### The problem
The data below has to be returned exactly, down to the last character.

### Dataset records
━━━
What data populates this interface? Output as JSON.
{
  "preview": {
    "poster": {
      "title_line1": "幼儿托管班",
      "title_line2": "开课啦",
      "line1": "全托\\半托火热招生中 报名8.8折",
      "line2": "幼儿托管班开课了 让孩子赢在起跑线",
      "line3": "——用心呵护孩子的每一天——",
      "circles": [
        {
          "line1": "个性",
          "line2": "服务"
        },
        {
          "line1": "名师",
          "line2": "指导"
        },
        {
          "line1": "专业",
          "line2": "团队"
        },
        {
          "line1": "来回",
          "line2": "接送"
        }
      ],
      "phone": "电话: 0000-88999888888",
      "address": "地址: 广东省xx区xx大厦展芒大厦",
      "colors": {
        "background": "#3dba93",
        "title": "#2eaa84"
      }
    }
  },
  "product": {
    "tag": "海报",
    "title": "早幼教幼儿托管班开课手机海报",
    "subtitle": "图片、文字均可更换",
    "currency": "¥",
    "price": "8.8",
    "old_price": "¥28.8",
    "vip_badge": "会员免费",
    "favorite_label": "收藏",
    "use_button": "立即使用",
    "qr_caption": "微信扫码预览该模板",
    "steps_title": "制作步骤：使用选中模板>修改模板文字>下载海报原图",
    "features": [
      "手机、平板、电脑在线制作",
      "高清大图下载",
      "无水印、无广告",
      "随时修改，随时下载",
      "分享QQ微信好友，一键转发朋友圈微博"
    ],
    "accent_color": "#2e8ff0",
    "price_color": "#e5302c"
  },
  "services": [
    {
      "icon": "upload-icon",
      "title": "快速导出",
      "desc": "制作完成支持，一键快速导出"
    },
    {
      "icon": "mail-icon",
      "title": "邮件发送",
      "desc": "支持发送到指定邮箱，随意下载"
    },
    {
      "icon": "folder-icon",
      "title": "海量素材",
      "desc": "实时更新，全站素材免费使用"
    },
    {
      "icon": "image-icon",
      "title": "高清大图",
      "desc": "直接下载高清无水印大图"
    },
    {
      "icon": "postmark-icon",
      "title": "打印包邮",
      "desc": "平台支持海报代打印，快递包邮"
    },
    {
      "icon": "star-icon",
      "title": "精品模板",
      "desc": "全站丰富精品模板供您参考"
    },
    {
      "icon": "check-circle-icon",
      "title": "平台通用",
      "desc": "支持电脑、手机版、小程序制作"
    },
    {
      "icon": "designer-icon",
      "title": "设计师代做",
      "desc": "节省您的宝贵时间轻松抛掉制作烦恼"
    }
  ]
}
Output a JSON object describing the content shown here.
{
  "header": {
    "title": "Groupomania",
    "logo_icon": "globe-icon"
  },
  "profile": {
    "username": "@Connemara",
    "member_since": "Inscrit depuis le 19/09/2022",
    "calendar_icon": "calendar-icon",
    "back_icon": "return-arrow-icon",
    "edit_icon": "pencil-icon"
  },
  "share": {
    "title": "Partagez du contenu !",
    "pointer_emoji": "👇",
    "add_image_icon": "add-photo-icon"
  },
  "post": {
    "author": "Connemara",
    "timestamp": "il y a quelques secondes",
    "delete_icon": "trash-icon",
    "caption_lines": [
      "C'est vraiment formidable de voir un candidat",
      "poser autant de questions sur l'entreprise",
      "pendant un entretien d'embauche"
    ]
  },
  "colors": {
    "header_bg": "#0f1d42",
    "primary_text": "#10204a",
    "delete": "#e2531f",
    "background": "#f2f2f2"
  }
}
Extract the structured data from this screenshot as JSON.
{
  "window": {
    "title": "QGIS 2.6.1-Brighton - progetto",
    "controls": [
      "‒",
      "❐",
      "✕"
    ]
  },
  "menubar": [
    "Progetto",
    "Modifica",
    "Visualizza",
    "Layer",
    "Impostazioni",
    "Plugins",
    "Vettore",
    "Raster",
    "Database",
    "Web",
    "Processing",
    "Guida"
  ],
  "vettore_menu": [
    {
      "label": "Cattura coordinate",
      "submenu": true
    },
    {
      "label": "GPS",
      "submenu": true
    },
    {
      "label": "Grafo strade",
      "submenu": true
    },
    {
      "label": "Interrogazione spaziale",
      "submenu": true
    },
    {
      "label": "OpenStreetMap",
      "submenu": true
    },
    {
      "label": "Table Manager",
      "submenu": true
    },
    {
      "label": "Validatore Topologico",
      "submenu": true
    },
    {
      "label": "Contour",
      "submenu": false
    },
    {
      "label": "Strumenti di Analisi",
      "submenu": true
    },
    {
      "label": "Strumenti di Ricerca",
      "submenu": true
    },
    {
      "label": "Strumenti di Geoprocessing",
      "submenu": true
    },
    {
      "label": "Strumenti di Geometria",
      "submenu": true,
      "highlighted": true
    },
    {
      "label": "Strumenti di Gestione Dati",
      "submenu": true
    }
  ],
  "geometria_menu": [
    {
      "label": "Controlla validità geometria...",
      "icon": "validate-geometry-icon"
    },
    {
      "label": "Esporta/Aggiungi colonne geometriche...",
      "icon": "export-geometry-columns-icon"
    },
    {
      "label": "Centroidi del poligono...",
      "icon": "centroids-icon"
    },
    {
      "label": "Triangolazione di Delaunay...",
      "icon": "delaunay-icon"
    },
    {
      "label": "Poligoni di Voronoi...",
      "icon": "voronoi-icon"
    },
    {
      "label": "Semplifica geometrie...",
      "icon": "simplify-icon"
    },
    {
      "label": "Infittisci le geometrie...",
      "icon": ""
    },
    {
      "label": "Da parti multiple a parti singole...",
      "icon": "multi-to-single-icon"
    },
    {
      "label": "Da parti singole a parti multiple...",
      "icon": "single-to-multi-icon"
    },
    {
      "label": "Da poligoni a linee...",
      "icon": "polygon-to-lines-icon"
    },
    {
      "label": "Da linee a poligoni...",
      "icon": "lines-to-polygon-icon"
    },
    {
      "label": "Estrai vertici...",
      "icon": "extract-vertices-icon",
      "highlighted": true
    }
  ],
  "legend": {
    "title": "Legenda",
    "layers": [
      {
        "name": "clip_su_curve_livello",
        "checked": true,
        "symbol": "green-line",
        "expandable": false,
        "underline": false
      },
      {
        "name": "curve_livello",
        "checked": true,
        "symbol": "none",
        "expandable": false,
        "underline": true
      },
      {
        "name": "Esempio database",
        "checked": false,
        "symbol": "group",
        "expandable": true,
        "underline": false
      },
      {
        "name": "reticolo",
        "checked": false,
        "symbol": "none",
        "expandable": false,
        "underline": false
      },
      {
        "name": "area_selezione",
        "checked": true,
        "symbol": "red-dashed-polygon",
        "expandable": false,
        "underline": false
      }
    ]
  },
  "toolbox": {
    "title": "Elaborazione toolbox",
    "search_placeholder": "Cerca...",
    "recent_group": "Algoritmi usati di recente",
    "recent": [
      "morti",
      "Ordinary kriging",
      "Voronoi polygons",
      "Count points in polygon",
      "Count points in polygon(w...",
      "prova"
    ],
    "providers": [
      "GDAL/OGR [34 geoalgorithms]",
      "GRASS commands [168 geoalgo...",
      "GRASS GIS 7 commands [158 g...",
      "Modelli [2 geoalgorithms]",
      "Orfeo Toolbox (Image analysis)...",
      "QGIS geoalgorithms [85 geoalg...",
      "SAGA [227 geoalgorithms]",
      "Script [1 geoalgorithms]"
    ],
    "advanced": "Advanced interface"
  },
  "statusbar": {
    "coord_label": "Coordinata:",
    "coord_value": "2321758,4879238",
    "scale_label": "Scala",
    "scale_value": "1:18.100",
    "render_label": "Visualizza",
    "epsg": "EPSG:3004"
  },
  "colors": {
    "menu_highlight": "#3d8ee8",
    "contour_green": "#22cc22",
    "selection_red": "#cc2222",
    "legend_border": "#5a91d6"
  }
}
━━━
### Result below
What data populates this interface? Output as JSON.
{
  "preview": {
    "poster": {
      "title_line1": "幼儿托管班",
      "title_line2": "开课啦",
      "line1": "全托\\半托火热招生中 报名8.8折",
      "line2": "幼儿托管班开课了 让孩子赢在起跑线",
      "line3": "——用心呵护孩子的每一天——",
      "circles": [
        {
          "line1": "个性",
          "line2": "服务"
        },
        {
          "line1": "名师",
          "line2": "指导"
        },
        {
          "line1": "专业",
          "line2": "团队"
        },
        {
          "line1": "来回",
          "line2": "接送"
        }
      ],
      "phone": "电话: 0000-88999888888",
      "address": "地址: 广东省xx区xx大厦展芒大厦",
      "colors": {
        "background": "#3dba93",
        "title": "#2eaa84"
      }
    }
  },
  "product": {
    "tag": "海报",
    "title": "早幼教幼儿托管班开课手机海报",
    "subtitle": "图片、文字均可更换",
    "currency": "¥",
    "price": "8.8",
    "old_price": "¥28.8",
    "vip_badge": "会员免费",
    "favorite_label": "收藏",
    "use_button": "立即使用",
    "qr_caption": "微信扫码预览该模板",
    "steps_title": "制作步骤：使用选中模板>修改模板文字>下载海报原图",
    "features": [
      "手机、平板、电脑在线制作",
      "高清大图下载",
      "无水印、无广告",
      "随时修改，随时下载",
      "分享QQ微信好友，一键转发朋友圈微博"
    ],
    "accent_color": "#2e8ff0",
    "price_color": "#e5302c"
  },
  "services": [
    {
      "icon": "upload-icon",
      "title": "快速导出",
      "desc": "制作完成支持，一键快速导出"
    },
    {
      "icon": "mail-icon",
      "title": "邮件发送",
      "desc": "支持发送到指定邮箱，随意下载"
    },
    {
      "icon": "folder-icon",
      "title": "海量素材",
      "desc": "实时更新，全站素材免费使用"
    },
    {
      "icon": "image-icon",
      "title": "高清大图",
      "desc": "直接下载高清无水印大图"
    },
    {
      "icon": "postmark-icon",
      "title": "打印包邮",
      "desc": "平台支持海报代打印，快递包邮"
    },
    {
      "icon": "star-icon",
      "title": "精品模板",
      "desc": "全站丰富精品模板供您参考"
    },
    {
      "icon": "check-circle-icon",
      "title": "平台通用",
      "desc": "支持电脑、手机版、小程序制作"
    },
    {
      "icon": "designer-icon",
      "title": "设计师代做",
      "desc": "节省您的宝贵时间轻松抛掉制作烦恼"
    }
  ]
}
Output a JSON object describing the content shown here.
{
  "header": {
    "title": "Groupomania",
    "logo_icon": "globe-icon"
  },
  "profile": {
    "username": "@Connemara",
    "member_since": "Inscrit depuis le 19/09/2022",
    "calendar_icon": "calendar-icon",
    "back_icon": "return-arrow-icon",
    "edit_icon": "pencil-icon"
  },
  "share": {
    "title": "Partagez du contenu !",
    "pointer_emoji": "👇",
    "add_image_icon": "add-photo-icon"
  },
  "post": {
    "author": "Connemara",
    "timestamp": "il y a quelques secondes",
    "delete_icon": "trash-icon",
    "caption_lines": [
      "C'est vraiment formidable de voir un candidat",
      "poser autant de questions sur l'entreprise",
      "pendant un entretien d'embauche"
    ]
  },
  "colors": {
    "header_bg": "#0f1d42",
    "primary_text": "#10204a",
    "delete": "#e2531f",
    "background": "#f2f2f2"
  }
}
Extract the structured data from this screenshot as JSON.
{
  "window": {
    "title": "QGIS 2.6.1-Brighton - progetto",
    "controls": [
      "‒",
      "❐",
      "✕"
    ]
  },
  "menubar": [
    "Progetto",
    "Modifica",
    "Visualizza",
    "Layer",
    "Impostazioni",
    "Plugins",
    "Vettore",
    "Raster",
    "Database",
    "Web",
    "Processing",
    "Guida"
  ],
  "vettore_menu": [
    {
      "label": "Cattura coordinate",
      "submenu": true
    },
    {
      "label": "GPS",
      "submenu": true
    },
    {
      "label": "Grafo strade",
      "submenu": true
    },
    {
      "label": "Interrogazione spaziale",
      "submenu": true
    },
    {
      "label": "OpenStreetMap",
      "submenu": true
    },
    {
      "label": "Table Manager",
      "submenu": true
    },
    {
      "label": "Validatore Topologico",
      "submenu": true
    },
    {
      "label": "Contour",
      "submenu": false
    },
    {
      "label": "Strumenti di Analisi",
      "submenu": true
    },
    {
      "label": "Strumenti di Ricerca",
      "submenu": true
    },
    {
      "label": "Strumenti di Geoprocessing",
      "submenu": true
    },
    {
      "label": "Strumenti di Geometria",
      "submenu": true,
      "highlighted": true
    },
    {
      "label": "Strumenti di Gestione Dati",
      "submenu": true
    }
  ],
  "geometria_menu": [
    {
      "label": "Controlla validità geometria...",
      "icon": "validate-geometry-icon"
    },
    {
      "label": "Esporta/Aggiungi colonne geometriche...",
      "icon": "export-geometry-columns-icon"
    },
    {
      "label": "Centroidi del poligono...",
      "icon": "centroids-icon"
    },
    {
      "label": "Triangolazione di Delaunay...",
      "icon": "delaunay-icon"
    },
    {
      "label": "Poligoni di Voronoi...",
      "icon": "voronoi-icon"
    },
    {
      "label": "Semplifica geometrie...",
      "icon": "simplify-icon"
    },
    {
      "label": "Infittisci le geometrie...",
      "icon": ""
    },
    {
      "label": "Da parti multiple a parti singole...",
      "icon": "multi-to-single-icon"
    },
    {
      "label": "Da parti singole a parti multiple...",
      "icon": "single-to-multi-icon"
    },
    {
      "label": "Da poligoni a linee...",
      "icon": "polygon-to-lines-icon"
    },
    {
      "label": "Da linee a poligoni...",
      "icon": "lines-to-polygon-icon"
    },
    {
      "label": "Estrai vertici...",
      "icon": "extract-vertices-icon",
      "highlighted": true
    }
  ],
  "legend": {
    "title": "Legenda",
    "layers": [
      {
        "name": "clip_su_curve_livello",
        "checked": true,
        "symbol": "green-line",
        "expandable": false,
        "underline": false
      },
      {
        "name": "curve_livello",
        "checked": true,
        "symbol": "none",
        "expandable": false,
        "underline": true
      },
      {
        "name": "Esempio database",
        "checked": false,
        "symbol": "group",
        "expandable": true,
        "underline": false
      },
      {
        "name": "reticolo",
        "checked": false,
        "symbol": "none",
        "expandable": false,
        "underline": false
      },
      {
        "name": "area_selezione",
        "checked": true,
        "symbol": "red-dashed-polygon",
        "expandable": false,
        "underline": false
      }
    ]
  },
  "toolbox": {
    "title": "Elaborazione toolbox",
    "search_placeholder": "Cerca...",
    "recent_group": "Algoritmi usati di recente",
    "recent": [
      "morti",
      "Ordinary kriging",
      "Voronoi polygons",
      "Count points in polygon",
      "Count points in polygon(w...",
      "prova"
    ],
    "providers": [
      "GDAL/OGR [34 geoalgorithms]",
      "GRASS commands [168 geoalgo...",
      "GRASS GIS 7 commands [158 g...",
      "Modelli [2 geoalgorithms]",
      "Orfeo Toolbox (Image analysis)...",
      "QGIS geoalgorithms [85 geoalg...",
      "SAGA [227 geoalgorithms]",
      "Script [1 geoalgorithms]"
    ],
    "advanced": "Advanced interface"
  },
  "statusbar": {
    "coord_label": "Coordinata:",
    "coord_value": "2321758,4879238",
    "scale_label": "Scala",
    "scale_value": "1:18.100",
    "render_label": "Visualizza",
    "epsg": "EPSG:3004"
  },
  "colors": {
    "menu_highlight": "#3d8ee8",
    "contour_green": "#22cc22",
    "selection_red": "#cc2222",
    "legend_border": "#5a91d6"
  }
}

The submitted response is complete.